‘It’s more lane than street,’ I’d said when we first moved here.
You said ‘It’s rare to get a ‘Street’ in rural parts. It’s a Roman word, sure sign they were here’.
‘There’s nothing Roman round here,’ I’d said, and you’d gone quiet and started to look around. I could see your eyes following every dip and bump hinted at under the grazing grass. It was a December morning and the low winter sun cast subtle shadows. There was a nuance in the land, a sense of mystery around us.
You spoke distractedly, ‘You think? I’m not so sure.’
We walked down the ‘Street’ to the river, paused at the bridge and watched water cascading through the old mill wheel. I could see you were still thinking about the fields, but you asked me a question about my dogs. They were always ‘My dogs’, even though ‘We’ paid for them. ‘Your prizes, your dogs,’ you used to say.
That evening we sat by an open fire in the local. You drank ale and I drank gin. The place was empty, and you chatted away like a child excited by Christmas.
You never spoke to me like that in the summer.
I always felt alone in the summer, even when you were there.

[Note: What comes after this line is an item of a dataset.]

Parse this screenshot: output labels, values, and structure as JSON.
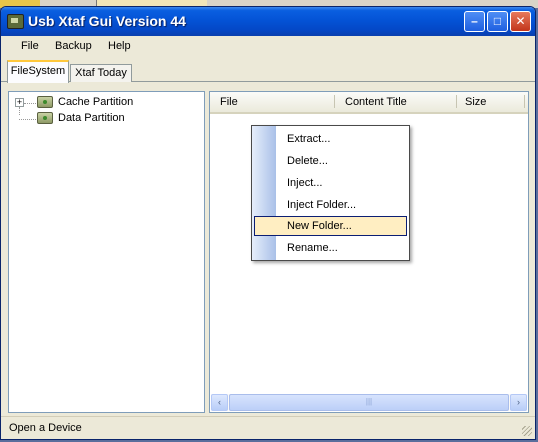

You just seemed to shut down for those months every year.
We would walk together but you were a ghost. There was no distracted look in your eye. No depth in your thoughts. You would tag along behind me, squinting and always strangely hunched away from the sun. My ‘dissident sunflower’ I would joke, but I missed your winter warmth that I could snuggle into.
This is my first summer without you and I’m walking these fields on my own, without your sullen shadow lurking just off my shoulder. The field seems flat and uniform. The long grass clipped, recently cut for hay. There’s no cloud in the sky, no mystery in the land.
You used to haunt me in the summer when you were alive, but you were always so much happier in the winter.
I need you to haunt me in the winter.